Segment Start: DATASET RECORDS

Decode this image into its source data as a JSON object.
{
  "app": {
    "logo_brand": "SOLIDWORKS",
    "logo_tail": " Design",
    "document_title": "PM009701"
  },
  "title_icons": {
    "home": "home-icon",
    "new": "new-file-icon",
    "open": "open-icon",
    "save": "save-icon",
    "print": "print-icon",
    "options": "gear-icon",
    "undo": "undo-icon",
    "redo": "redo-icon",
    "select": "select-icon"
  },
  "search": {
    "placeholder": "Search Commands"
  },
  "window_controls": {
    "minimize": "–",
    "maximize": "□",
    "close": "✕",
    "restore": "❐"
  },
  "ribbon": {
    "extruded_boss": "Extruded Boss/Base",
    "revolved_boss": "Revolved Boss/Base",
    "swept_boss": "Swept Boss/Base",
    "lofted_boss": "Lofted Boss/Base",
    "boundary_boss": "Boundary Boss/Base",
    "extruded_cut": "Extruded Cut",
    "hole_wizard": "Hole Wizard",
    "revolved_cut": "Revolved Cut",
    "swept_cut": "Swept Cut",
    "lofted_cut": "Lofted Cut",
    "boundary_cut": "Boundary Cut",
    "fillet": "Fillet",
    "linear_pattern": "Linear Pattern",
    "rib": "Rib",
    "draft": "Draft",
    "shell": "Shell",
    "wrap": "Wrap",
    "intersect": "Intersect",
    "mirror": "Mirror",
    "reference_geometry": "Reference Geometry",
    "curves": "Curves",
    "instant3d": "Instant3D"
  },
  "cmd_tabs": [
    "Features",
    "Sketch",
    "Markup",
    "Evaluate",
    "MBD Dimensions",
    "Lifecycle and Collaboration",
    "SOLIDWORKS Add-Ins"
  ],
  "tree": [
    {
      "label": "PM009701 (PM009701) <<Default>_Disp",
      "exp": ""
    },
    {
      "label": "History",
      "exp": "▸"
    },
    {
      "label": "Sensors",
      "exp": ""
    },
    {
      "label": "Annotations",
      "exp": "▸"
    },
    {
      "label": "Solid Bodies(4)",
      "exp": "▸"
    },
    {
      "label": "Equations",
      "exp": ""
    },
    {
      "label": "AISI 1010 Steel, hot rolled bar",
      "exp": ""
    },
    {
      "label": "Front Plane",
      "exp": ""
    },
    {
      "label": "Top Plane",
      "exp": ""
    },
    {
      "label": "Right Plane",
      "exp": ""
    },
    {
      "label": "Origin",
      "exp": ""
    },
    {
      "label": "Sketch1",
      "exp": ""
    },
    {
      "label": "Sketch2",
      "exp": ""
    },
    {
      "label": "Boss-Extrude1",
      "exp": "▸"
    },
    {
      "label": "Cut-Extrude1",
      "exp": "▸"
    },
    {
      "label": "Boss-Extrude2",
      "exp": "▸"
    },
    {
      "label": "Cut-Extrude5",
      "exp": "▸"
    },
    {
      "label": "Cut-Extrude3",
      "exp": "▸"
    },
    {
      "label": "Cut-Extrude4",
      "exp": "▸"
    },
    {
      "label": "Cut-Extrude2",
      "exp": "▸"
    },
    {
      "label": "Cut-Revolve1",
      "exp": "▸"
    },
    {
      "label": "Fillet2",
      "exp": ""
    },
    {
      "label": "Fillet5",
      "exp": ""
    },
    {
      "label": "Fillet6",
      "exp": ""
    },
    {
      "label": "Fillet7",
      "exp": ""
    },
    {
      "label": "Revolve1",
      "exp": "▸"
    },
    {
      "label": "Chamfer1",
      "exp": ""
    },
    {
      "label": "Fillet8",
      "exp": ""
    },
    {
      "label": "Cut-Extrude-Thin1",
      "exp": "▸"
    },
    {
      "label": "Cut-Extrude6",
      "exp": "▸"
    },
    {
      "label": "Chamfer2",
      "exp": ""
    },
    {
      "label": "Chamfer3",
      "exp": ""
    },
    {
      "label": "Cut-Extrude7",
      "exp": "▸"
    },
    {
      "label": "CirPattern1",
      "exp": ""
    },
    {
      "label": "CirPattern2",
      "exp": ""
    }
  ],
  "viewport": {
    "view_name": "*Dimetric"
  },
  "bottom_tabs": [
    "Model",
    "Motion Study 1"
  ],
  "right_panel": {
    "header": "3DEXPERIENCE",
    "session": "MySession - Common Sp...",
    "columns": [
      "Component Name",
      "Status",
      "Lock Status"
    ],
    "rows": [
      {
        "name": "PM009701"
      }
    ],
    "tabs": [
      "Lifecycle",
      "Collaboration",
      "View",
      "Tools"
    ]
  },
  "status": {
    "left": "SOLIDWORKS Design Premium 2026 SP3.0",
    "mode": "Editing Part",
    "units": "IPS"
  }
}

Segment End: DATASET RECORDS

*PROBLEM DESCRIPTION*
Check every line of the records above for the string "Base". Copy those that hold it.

*RESULT BELOW*
    "extruded_boss": "Extruded Boss/Base",
    "revolved_boss": "Revolved Boss/Base",
    "swept_boss": "Swept Boss/Base",
    "lofted_boss": "Lofted Boss/Base",
    "boundary_boss": "Boundary Boss/Base",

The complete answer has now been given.